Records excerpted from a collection
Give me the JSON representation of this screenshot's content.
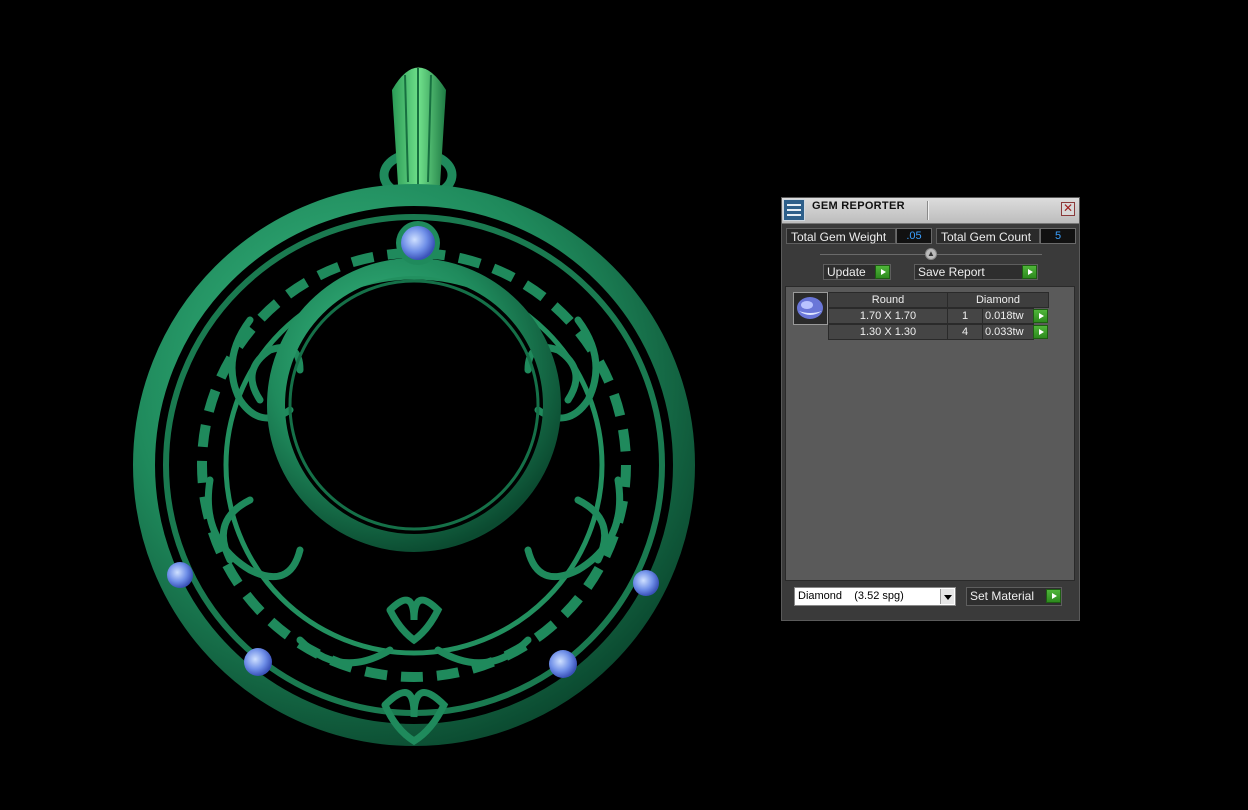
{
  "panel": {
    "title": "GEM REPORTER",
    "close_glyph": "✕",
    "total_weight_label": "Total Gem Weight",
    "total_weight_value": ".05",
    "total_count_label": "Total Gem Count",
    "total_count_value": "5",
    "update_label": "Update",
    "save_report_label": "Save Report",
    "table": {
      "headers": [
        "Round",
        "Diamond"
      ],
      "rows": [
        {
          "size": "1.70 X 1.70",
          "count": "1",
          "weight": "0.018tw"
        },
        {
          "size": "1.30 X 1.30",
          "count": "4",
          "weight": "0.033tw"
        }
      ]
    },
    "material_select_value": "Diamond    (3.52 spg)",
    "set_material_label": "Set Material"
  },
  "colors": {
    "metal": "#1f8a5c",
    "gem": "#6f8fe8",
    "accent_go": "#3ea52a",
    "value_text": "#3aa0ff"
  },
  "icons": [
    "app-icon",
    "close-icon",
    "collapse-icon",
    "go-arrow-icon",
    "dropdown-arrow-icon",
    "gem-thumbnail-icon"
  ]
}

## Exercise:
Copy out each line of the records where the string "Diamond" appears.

## Written response:
        "Diamond"
    "material_select_value": "Diamond    (3.52 spg)",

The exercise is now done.